What are the rules?
Federal immigration policies need certainty
INWA DEMOCRAT-GAZETTE magine yourself a native of a foreign land who, years ago, seized an opportunity to better provide for your family, to relocate them to a place that’s safer and filled with possibilities. Imagine you’ve built a new life, virtually from scratch. And imagine you’ve done it all knowing your arrangement would never pass legal scrutiny.
Statisticians tell us the United States is home today to more than 11 million people who are not legally in the country. That’s down from a peak of more than 12 million in 2007, but still representative of wave after wave of people since the early 1990s who have entered and remained in the U.S. illegally.
They’re from Mexico. They’re from Asia. They’re from Central America. They’re from Europe. People from all around the globe have decided they want to live in the United States.
Northwest Arkansas advocates for people who are not authorized to live in this country told reporter Dan Holtmeyer the uncertainty stemming from Donald Trump’s immigration policies has caused anxiety among the people they’re fighting for. On the one hand, the administration has so far continued the Obama-era program that postpones any enforcement against people who came into the country illegally as children.
And yet an intensified level of immigration enforcement has people on edge.
“You should be uncomfortable, you should look over your shoulder, and you need to be worried,” acting Immigration and Customs Enforcement director Thomas Homan told members of Congress last month.
That sounds cruel, doesn’t it? It sounds threatening. And it’s unfortunate for people who are not in compliance with U.S. law if they come into contact with enforcement agents.
The only solution for such anxieties is a well-defined, long-term federal policy on immigration that will be enforced fully by federal authorities. Until that happens, there will be no certainties. People will constantly have to wonder what would happen to them if they were caught and identified. Until our president and Congress develops a comprehensive approach to immigration and its enforcement, anxiety is going to be a part of the mix of emotions related to this issue. As we hear in the business world all the time, it’s uncertainty and a lack of predictability that sends the stock market into convulsions. When it comes to immigration, it isn’t stocks caught up in the frenzy; it’s people.
“There’s a certain resignation to a new level of fear and distrust,” said Mireya Reith, director of the Arkansas United Community Coalition that helps run a Springdale immigrant center. “This is what happens when you don’t take a comprehensive approach that’s been well thought-out and announced.”
Such a comprehensive approach will not come from people who believe the United States has no right to enforce its borders, that people who have decided to seek better lives for their families have some inalienable right to come to this land. It also will not come from people who believe the federal government can round up 11 million people and ship them back to their native lands.
To the extent that tougher enforcement discourages continuation of illegal immigration, it’s a step in the right direction. But people who take any joy in the prospects of tearing families apart are incapable of fully appreciating the human dimensions of this tragic situation.

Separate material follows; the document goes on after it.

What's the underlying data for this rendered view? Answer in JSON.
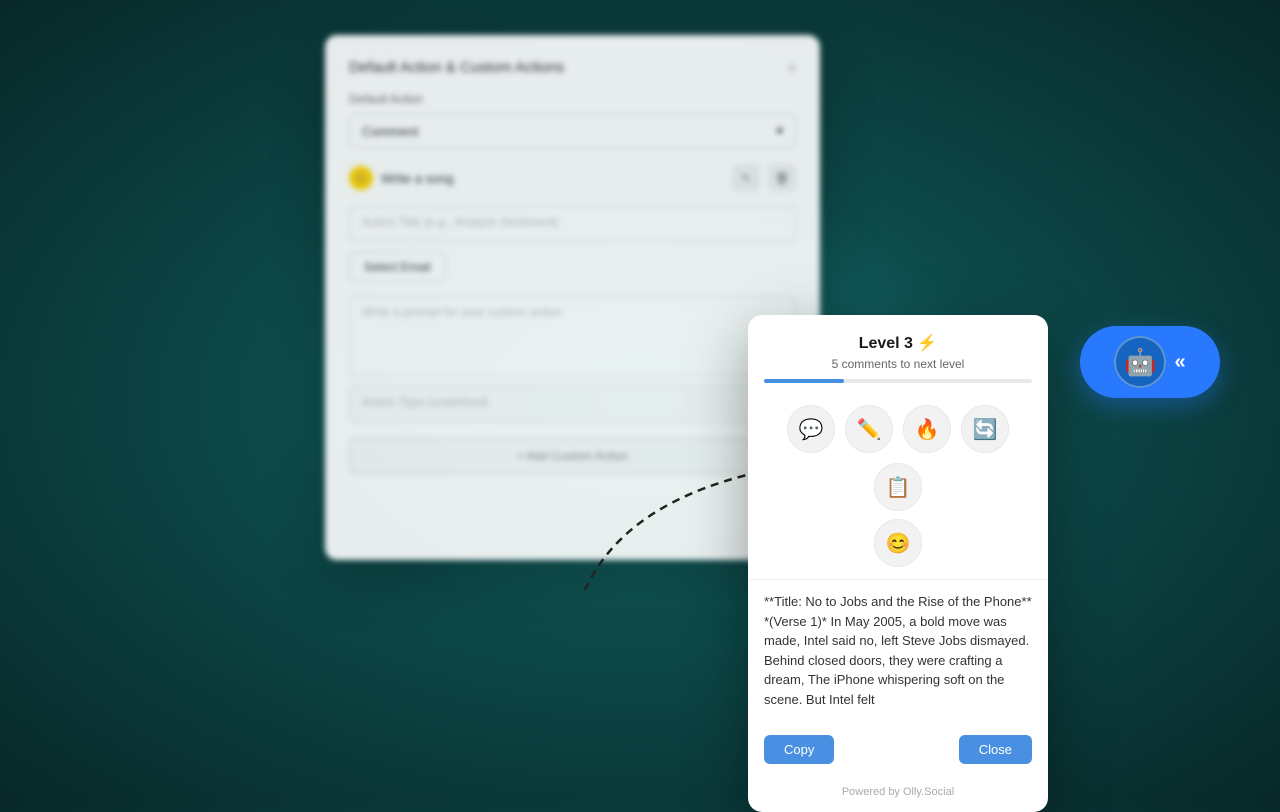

Those we send to Washington, D.C., owe more attention, not just talk, to this issue. It’s not right to leave anyone — citizen, legal visitor or people who are here illegally — in a perpetual state of uncertainty. The United States can afford more legal immigration that creates more opportunities for people to share in the nation’s bounty.
But any real immigration reform will also clearly establish a line that defines who is legal and who is not, and some people will be on the losing end of that determination.
Cries of anxiety and a lack of compassion will always follow.